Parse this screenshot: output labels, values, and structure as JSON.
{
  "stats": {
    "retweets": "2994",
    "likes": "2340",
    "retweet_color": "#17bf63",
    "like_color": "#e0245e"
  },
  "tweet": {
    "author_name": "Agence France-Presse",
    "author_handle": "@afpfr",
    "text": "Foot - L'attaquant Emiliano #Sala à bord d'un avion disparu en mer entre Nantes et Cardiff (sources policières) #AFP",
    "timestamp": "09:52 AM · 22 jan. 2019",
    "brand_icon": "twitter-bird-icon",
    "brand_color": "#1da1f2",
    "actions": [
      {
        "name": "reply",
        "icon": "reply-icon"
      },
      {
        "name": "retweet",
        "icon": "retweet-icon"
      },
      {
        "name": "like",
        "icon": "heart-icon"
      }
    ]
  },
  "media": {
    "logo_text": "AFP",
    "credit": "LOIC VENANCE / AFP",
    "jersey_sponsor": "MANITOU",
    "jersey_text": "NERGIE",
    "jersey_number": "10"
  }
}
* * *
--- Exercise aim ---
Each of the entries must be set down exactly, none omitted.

--- Output for this exercise ---
Parse this screenshot: output labels, values, and structure as JSON.
{
  "stats": {
    "retweets": "2994",
    "likes": "2340",
    "retweet_color": "#17bf63",
    "like_color": "#e0245e"
  },
  "tweet": {
    "author_name": "Agence France-Presse",
    "author_handle": "@afpfr",
    "text": "Foot - L'attaquant Emiliano #Sala à bord d'un avion disparu en mer entre Nantes et Cardiff (sources policières) #AFP",
    "timestamp": "09:52 AM · 22 jan. 2019",
    "brand_icon": "twitter-bird-icon",
    "brand_color": "#1da1f2",
    "actions": [
      {
        "name": "reply",
        "icon": "reply-icon"
      },
      {
        "name": "retweet",
        "icon": "retweet-icon"
      },
      {
        "name": "like",
        "icon": "heart-icon"
      }
    ]
  },
  "media": {
    "logo_text": "AFP",
    "credit": "LOIC VENANCE / AFP",
    "jersey_sponsor": "MANITOU",
    "jersey_text": "NERGIE",
    "jersey_number": "10"
  }
}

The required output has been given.